- [Supplied material]:
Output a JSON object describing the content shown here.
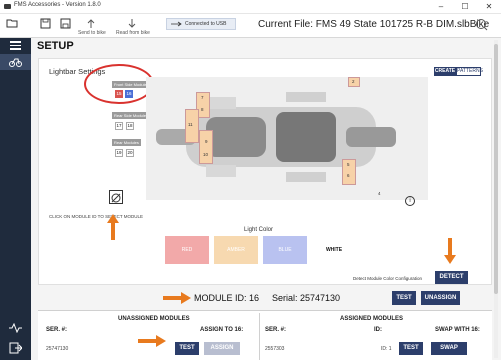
{
  "window": {
    "title": "FMS Accessories - Version 1.8.0",
    "minimize": "–",
    "maximize": "☐",
    "close": "✕"
  },
  "toolbar": {
    "send_to_bike": "Send to bike",
    "read_from_bike": "Read from bike",
    "connection": "Connected to USB",
    "current_file": "Current File: FMS 49 State 101725 R-B DIM.slbBike"
  },
  "page": {
    "title": "SETUP"
  },
  "lightbar": {
    "section_title": "Lightbar Settings",
    "create_label": "CREATE",
    "patterns_label": "PATTERNS",
    "front_group": "Front Side Modules",
    "front_modules": [
      "15",
      "16"
    ],
    "rear_group": "Rear Side Modules",
    "rear_modules": [
      "17",
      "18"
    ],
    "rear2_group": "Rear Modules",
    "rear2_modules": [
      "19",
      "20"
    ],
    "led_numbers": [
      "1",
      "2",
      "3",
      "4",
      "5",
      "6",
      "7",
      "8",
      "9",
      "10",
      "11",
      "12",
      "13",
      "14"
    ],
    "click_note": "CLICK ON MODULE ID TO SELECT MODULE",
    "info_symbol": "i"
  },
  "light_color": {
    "label": "Light Color",
    "options": [
      {
        "label": "RED",
        "color": "#f2a9a9"
      },
      {
        "label": "AMBER",
        "color": "#f7d9b0"
      },
      {
        "label": "BLUE",
        "color": "#b9c2f0"
      },
      {
        "label": "WHITE",
        "color": "#ffffff"
      }
    ]
  },
  "detect": {
    "label": "Detect Module Color Configuration",
    "button": "DETECT"
  },
  "module_info": {
    "module_id": "MODULE ID: 16",
    "serial": "Serial: 25747130",
    "test": "TEST",
    "unassign": "UNASSIGN"
  },
  "unassigned_modules": {
    "title": "UNASSIGNED MODULES",
    "ser_header": "SER. #:",
    "assign_header": "ASSIGN TO 16:",
    "row_serial": "25747130",
    "test": "TEST",
    "assign": "ASSIGN"
  },
  "assigned_modules": {
    "title": "ASSIGNED MODULES",
    "ser_header": "SER. #:",
    "id_header": "ID:",
    "swap_header": "SWAP WITH 16:",
    "row_serial": "2557303",
    "row_id": "ID: 1",
    "test": "TEST",
    "swap": "SWAP"
  },
  "colors": {
    "sidebar": "#1f2b3d",
    "accent": "#2c3e6b",
    "annotation_arrow": "#e87a1e",
    "annotation_circle": "#d9322e"
  }
}
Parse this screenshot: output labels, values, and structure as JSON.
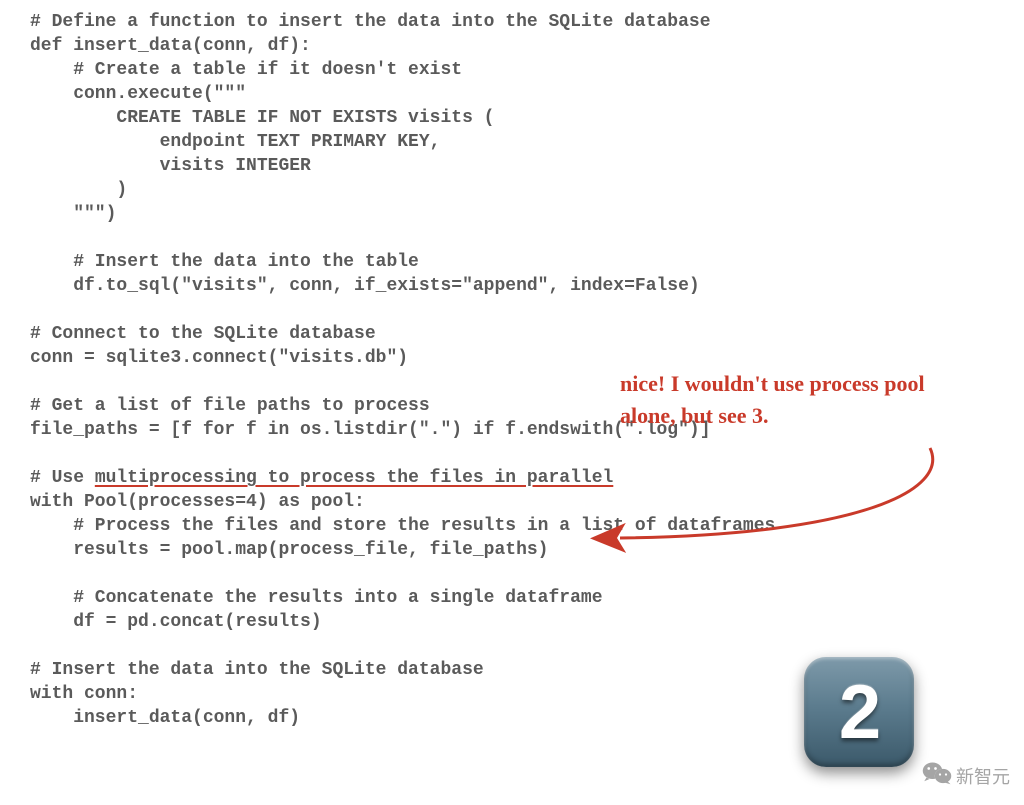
{
  "code": {
    "l01": "# Define a function to insert the data into the SQLite database",
    "l02": "def insert_data(conn, df):",
    "l03": "    # Create a table if it doesn't exist",
    "l04": "    conn.execute(\"\"\"",
    "l05": "        CREATE TABLE IF NOT EXISTS visits (",
    "l06": "            endpoint TEXT PRIMARY KEY,",
    "l07": "            visits INTEGER",
    "l08": "        )",
    "l09": "    \"\"\")",
    "l10": "",
    "l11": "    # Insert the data into the table",
    "l12": "    df.to_sql(\"visits\", conn, if_exists=\"append\", index=False)",
    "l13": "",
    "l14": "# Connect to the SQLite database",
    "l15": "conn = sqlite3.connect(\"visits.db\")",
    "l16": "",
    "l17": "# Get a list of file paths to process",
    "l18": "file_paths = [f for f in os.listdir(\".\") if f.endswith(\".log\")]",
    "l19": "",
    "l20a": "# Use ",
    "l20b": "multiprocessing to process the files in parallel",
    "l21": "with Pool(processes=4) as pool:",
    "l22": "    # Process the files and store the results in a list of dataframes",
    "l23": "    results = pool.map(process_file, file_paths)",
    "l24": "",
    "l25": "    # Concatenate the results into a single dataframe",
    "l26": "    df = pd.concat(results)",
    "l27": "",
    "l28": "# Insert the data into the SQLite database",
    "l29": "with conn:",
    "l30": "    insert_data(conn, df)"
  },
  "annotation": "nice! I wouldn't use process pool alone, but see 3.",
  "badge": "2",
  "watermark": "新智元"
}
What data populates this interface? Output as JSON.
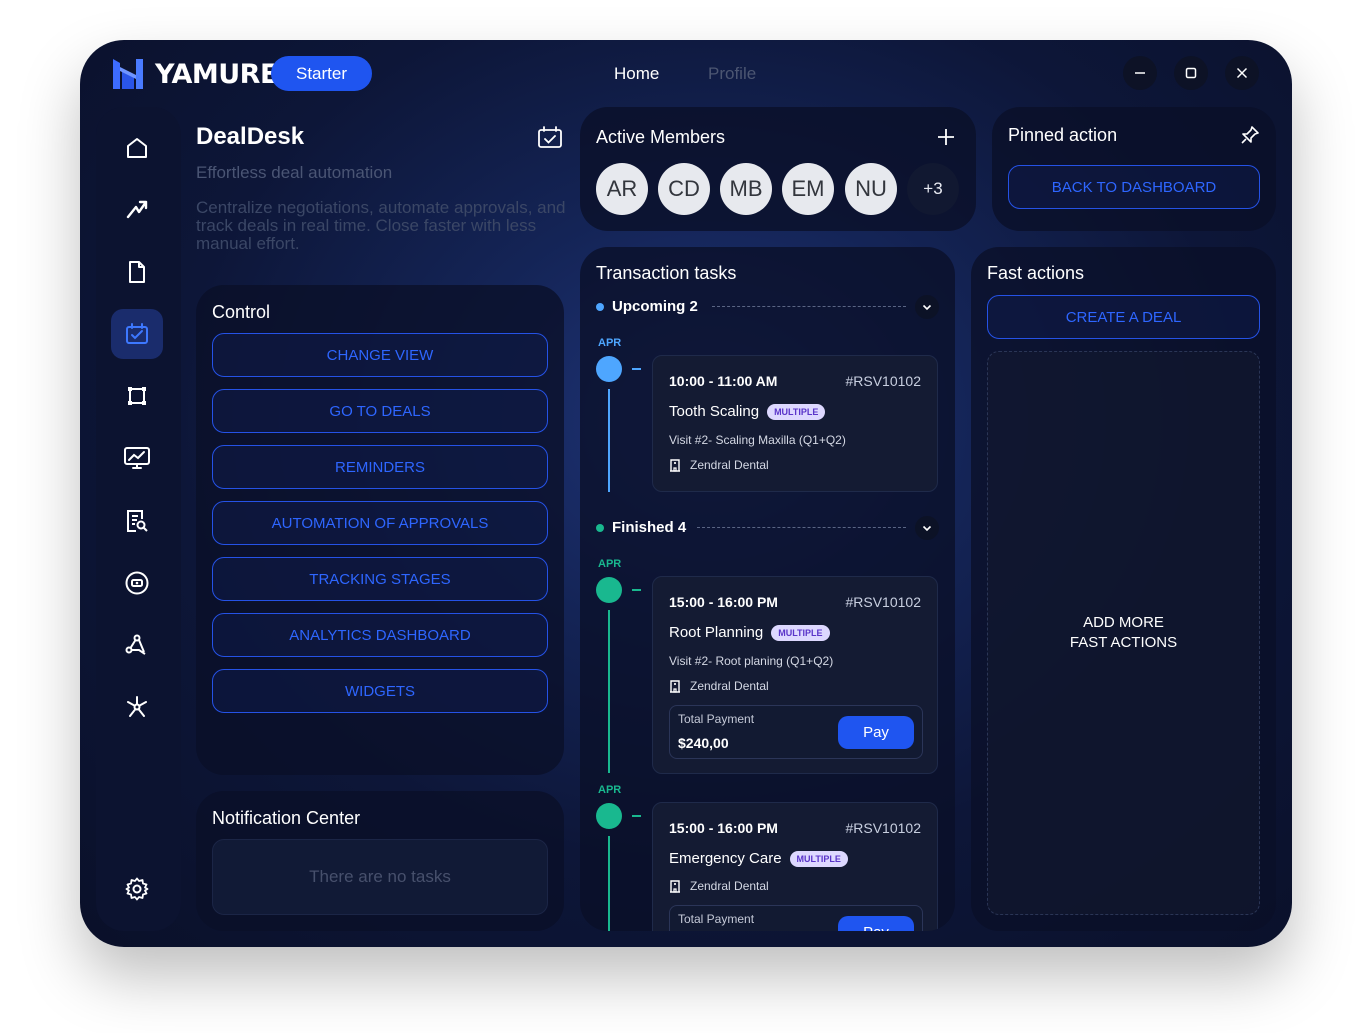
{
  "app": {
    "logo_text": "YAMURE",
    "plan_badge": "Starter",
    "nav": {
      "home": "Home",
      "profile": "Profile"
    }
  },
  "colors": {
    "accent": "#1f55f0",
    "upcoming": "#4ea6ff",
    "finished": "#19b88f"
  },
  "sidebar": {
    "items": [
      {
        "icon": "home-icon"
      },
      {
        "icon": "trend-arrow-icon"
      },
      {
        "icon": "document-icon"
      },
      {
        "icon": "calendar-check-icon",
        "active": true
      },
      {
        "icon": "crop-frame-icon"
      },
      {
        "icon": "monitor-chart-icon"
      },
      {
        "icon": "report-search-icon"
      },
      {
        "icon": "record-circle-icon"
      },
      {
        "icon": "vector-pen-icon"
      },
      {
        "icon": "network-star-icon"
      }
    ],
    "settings_icon": "gear-icon"
  },
  "dealdesk": {
    "title": "DealDesk",
    "subtitle": "Effortless deal automation",
    "description": "Centralize negotiations, automate approvals, and track deals in real time. Close faster with less manual effort."
  },
  "control": {
    "title": "Control",
    "buttons": [
      "CHANGE VIEW",
      "GO TO DEALS",
      "REMINDERS",
      "AUTOMATION OF APPROVALS",
      "TRACKING STAGES",
      "ANALYTICS DASHBOARD",
      "WIDGETS"
    ]
  },
  "notifications": {
    "title": "Notification Center",
    "empty": "There are no tasks"
  },
  "members": {
    "title": "Active Members",
    "avatars": [
      "AR",
      "CD",
      "MB",
      "EM",
      "NU"
    ],
    "more": "+3"
  },
  "pinned": {
    "title": "Pinned action",
    "button": "BACK TO DASHBOARD"
  },
  "tasks": {
    "title": "Transaction tasks",
    "upcoming": {
      "label": "Upcoming",
      "count": "2",
      "items": [
        {
          "month": "APR",
          "time": "10:00 - 11:00 AM",
          "id": "#RSV10102",
          "name": "Tooth Scaling",
          "tag": "MULTIPLE",
          "visit": "Visit #2- Scaling Maxilla (Q1+Q2)",
          "clinic": "Zendral Dental"
        }
      ]
    },
    "finished": {
      "label": "Finished",
      "count": "4",
      "items": [
        {
          "month": "APR",
          "time": "15:00 - 16:00 PM",
          "id": "#RSV10102",
          "name": "Root Planning",
          "tag": "MULTIPLE",
          "visit": "Visit #2- Root planing (Q1+Q2)",
          "clinic": "Zendral Dental",
          "payment_label": "Total Payment",
          "payment_amount": "$240,00",
          "pay_button": "Pay"
        },
        {
          "month": "APR",
          "time": "15:00 - 16:00 PM",
          "id": "#RSV10102",
          "name": "Emergency Care",
          "tag": "MULTIPLE",
          "clinic": "Zendral Dental",
          "payment_label": "Total Payment",
          "pay_button": "Pay"
        }
      ]
    }
  },
  "fast_actions": {
    "title": "Fast actions",
    "button": "CREATE A DEAL",
    "add_more_line1": "ADD MORE",
    "add_more_line2": "FAST ACTIONS"
  }
}
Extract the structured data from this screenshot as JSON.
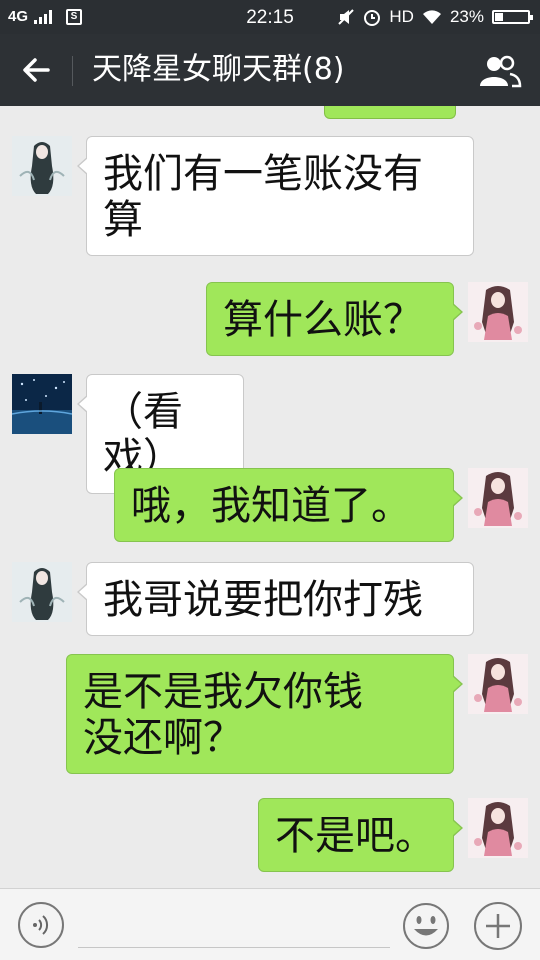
{
  "status_bar": {
    "network": "4G",
    "sim_label": "S",
    "time": "22:15",
    "hd": "HD",
    "battery_percent": "23%",
    "battery_level": 0.23
  },
  "header": {
    "title": "天降星女聊天群(8)",
    "back_icon": "arrow-left-icon",
    "members_icon": "group-members-icon"
  },
  "messages": [
    {
      "side": "in",
      "sender_avatar": "avatar-girl-ghost",
      "lines": [
        "我们有一笔账没有",
        "算"
      ]
    },
    {
      "side": "out",
      "sender_avatar": "avatar-girl-pink",
      "lines": [
        "算什么账？"
      ]
    },
    {
      "side": "in",
      "sender_avatar": "avatar-night-sky",
      "lines": [
        "（看戏）"
      ]
    },
    {
      "side": "out",
      "sender_avatar": "avatar-girl-pink",
      "lines": [
        "哦，我知道了。"
      ]
    },
    {
      "side": "in",
      "sender_avatar": "avatar-girl-ghost",
      "lines": [
        "我哥说要把你打残"
      ]
    },
    {
      "side": "out",
      "sender_avatar": "avatar-girl-pink",
      "lines": [
        "是不是我欠你钱",
        "没还啊？"
      ]
    },
    {
      "side": "out",
      "sender_avatar": "avatar-girl-pink",
      "lines": [
        "不是吧。"
      ]
    }
  ],
  "input_bar": {
    "voice_icon": "voice-input-icon",
    "emoji_icon": "emoji-smile-icon",
    "plus_icon": "plus-icon"
  },
  "colors": {
    "header_bg": "#2d3135",
    "chat_bg": "#ebebeb",
    "outgoing_bubble": "#a0e75a",
    "incoming_bubble": "#ffffff"
  }
}
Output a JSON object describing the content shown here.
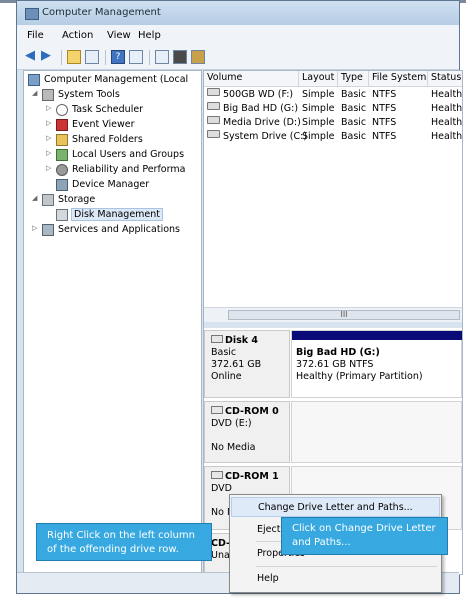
{
  "window": {
    "title": "Computer Management"
  },
  "menubar": {
    "items": [
      "File",
      "Action",
      "View",
      "Help"
    ]
  },
  "tree": {
    "items": [
      {
        "label": "Computer Management (Local",
        "level": 0,
        "icon": "computer-icon"
      },
      {
        "label": "System Tools",
        "level": 1,
        "icon": "tools-icon"
      },
      {
        "label": "Task Scheduler",
        "level": 2,
        "icon": "clock-icon"
      },
      {
        "label": "Event Viewer",
        "level": 2,
        "icon": "event-viewer-icon"
      },
      {
        "label": "Shared Folders",
        "level": 2,
        "icon": "shared-folder-icon"
      },
      {
        "label": "Local Users and Groups",
        "level": 2,
        "icon": "users-icon"
      },
      {
        "label": "Reliability and Performa",
        "level": 2,
        "icon": "performance-icon"
      },
      {
        "label": "Device Manager",
        "level": 2,
        "icon": "device-manager-icon"
      },
      {
        "label": "Storage",
        "level": 1,
        "icon": "storage-icon"
      },
      {
        "label": "Disk Management",
        "level": 2,
        "icon": "disk-icon",
        "selected": true
      },
      {
        "label": "Services and Applications",
        "level": 1,
        "icon": "services-icon"
      }
    ]
  },
  "volumes": {
    "columns": [
      "Volume",
      "Layout",
      "Type",
      "File System",
      "Status"
    ],
    "rows": [
      [
        "500GB WD (F:)",
        "Simple",
        "Basic",
        "NTFS",
        "Healthy (P"
      ],
      [
        "Big Bad HD (G:)",
        "Simple",
        "Basic",
        "NTFS",
        "Healthy (P"
      ],
      [
        "Media Drive (D:)",
        "Simple",
        "Basic",
        "NTFS",
        "Healthy (A"
      ],
      [
        "System Drive (C:)",
        "Simple",
        "Basic",
        "NTFS",
        "Healthy (S"
      ]
    ],
    "scroll_label": "III"
  },
  "disks": [
    {
      "name": "Disk 4",
      "lines": [
        "Basic",
        "372.61 GB",
        "Online"
      ],
      "partition": {
        "name": "Big Bad HD  (G:)",
        "lines": [
          "372.61 GB NTFS",
          "Healthy (Primary Partition)"
        ]
      }
    },
    {
      "name": "CD-ROM 0",
      "lines": [
        "DVD (E:)",
        "",
        "No Media"
      ]
    },
    {
      "name": "CD-ROM 1",
      "lines": [
        "DVD",
        "",
        "No Med"
      ]
    },
    {
      "name": "CD-I",
      "lines": [
        "Unallo"
      ]
    }
  ],
  "context_menu": {
    "items": [
      "Change Drive Letter and Paths...",
      "Eject",
      "Properties",
      "Help"
    ],
    "highlighted": 0
  },
  "callouts": {
    "left": "Right Click on the left column of the offending drive row.",
    "right": "Click on Change Drive Letter and Paths..."
  },
  "colors": {
    "accent": "#37a9e0",
    "partition_bar": "#0a0a78",
    "window_frame": "#d7e3ef"
  }
}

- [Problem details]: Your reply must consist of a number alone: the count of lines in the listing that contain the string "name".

- [Result]: 8